• **WHAT THE TASK REQUIRES**:
From the line holding "Extract the structured" to the final line of the entries, set down each line exactly, including both, and nothing more.

• **LISTED ENTRIES**:
··········

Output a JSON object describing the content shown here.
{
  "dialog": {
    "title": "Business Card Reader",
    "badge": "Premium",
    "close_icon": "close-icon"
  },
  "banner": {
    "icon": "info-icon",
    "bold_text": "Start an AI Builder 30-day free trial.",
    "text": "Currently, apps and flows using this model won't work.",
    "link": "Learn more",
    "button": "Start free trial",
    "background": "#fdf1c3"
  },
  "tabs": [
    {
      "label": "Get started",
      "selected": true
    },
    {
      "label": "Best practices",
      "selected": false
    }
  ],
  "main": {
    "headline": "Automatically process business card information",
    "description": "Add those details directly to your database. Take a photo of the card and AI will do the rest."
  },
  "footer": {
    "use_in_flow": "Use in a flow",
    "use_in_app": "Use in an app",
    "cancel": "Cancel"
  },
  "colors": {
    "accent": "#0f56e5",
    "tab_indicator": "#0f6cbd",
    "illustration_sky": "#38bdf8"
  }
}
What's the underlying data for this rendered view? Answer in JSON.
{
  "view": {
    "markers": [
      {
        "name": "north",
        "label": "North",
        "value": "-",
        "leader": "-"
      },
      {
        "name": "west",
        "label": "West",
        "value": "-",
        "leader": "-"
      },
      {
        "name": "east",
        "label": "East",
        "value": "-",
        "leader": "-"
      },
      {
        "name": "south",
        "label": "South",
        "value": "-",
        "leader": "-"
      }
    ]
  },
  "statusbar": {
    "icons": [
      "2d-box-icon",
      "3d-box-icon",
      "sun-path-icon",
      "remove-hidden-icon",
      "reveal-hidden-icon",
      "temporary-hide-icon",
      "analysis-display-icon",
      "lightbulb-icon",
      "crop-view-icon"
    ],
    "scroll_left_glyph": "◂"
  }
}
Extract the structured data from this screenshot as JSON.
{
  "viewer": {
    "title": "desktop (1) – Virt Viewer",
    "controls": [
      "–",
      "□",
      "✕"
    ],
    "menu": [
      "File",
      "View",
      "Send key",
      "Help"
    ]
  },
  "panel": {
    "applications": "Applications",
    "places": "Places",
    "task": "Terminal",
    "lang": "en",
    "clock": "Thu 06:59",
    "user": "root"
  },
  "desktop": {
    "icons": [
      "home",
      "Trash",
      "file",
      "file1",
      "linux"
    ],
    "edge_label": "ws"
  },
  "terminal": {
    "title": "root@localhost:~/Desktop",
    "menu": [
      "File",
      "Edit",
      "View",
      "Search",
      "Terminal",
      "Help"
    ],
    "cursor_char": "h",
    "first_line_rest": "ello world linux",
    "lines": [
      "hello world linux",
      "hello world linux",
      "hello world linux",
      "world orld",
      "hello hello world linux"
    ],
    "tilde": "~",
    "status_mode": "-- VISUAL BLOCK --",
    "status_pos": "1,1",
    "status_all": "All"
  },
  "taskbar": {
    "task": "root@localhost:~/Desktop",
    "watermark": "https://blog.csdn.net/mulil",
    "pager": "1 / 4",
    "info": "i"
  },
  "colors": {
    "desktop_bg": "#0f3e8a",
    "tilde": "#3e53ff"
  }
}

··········

• **FINISHED EXERCISE**:
Extract the structured data from this screenshot as JSON.
{
  "viewer": {
    "title": "desktop (1) – Virt Viewer",
    "controls": [
      "–",
      "□",
      "✕"
    ],
    "menu": [
      "File",
      "View",
      "Send key",
      "Help"
    ]
  },
  "panel": {
    "applications": "Applications",
    "places": "Places",
    "task": "Terminal",
    "lang": "en",
    "clock": "Thu 06:59",
    "user": "root"
  },
  "desktop": {
    "icons": [
      "home",
      "Trash",
      "file",
      "file1",
      "linux"
    ],
    "edge_label": "ws"
  },
  "terminal": {
    "title": "root@localhost:~/Desktop",
    "menu": [
      "File",
      "Edit",
      "View",
      "Search",
      "Terminal",
      "Help"
    ],
    "cursor_char": "h",
    "first_line_rest": "ello world linux",
    "lines": [
      "hello world linux",
      "hello world linux",
      "hello world linux",
      "world orld",
      "hello hello world linux"
    ],
    "tilde": "~",
    "status_mode": "-- VISUAL BLOCK --",
    "status_pos": "1,1",
    "status_all": "All"
  },
  "taskbar": {
    "task": "root@localhost:~/Desktop",
    "watermark": "https://blog.csdn.net/mulil",
    "pager": "1 / 4",
    "info": "i"
  },
  "colors": {
    "desktop_bg": "#0f3e8a",
    "tilde": "#3e53ff"
  }
}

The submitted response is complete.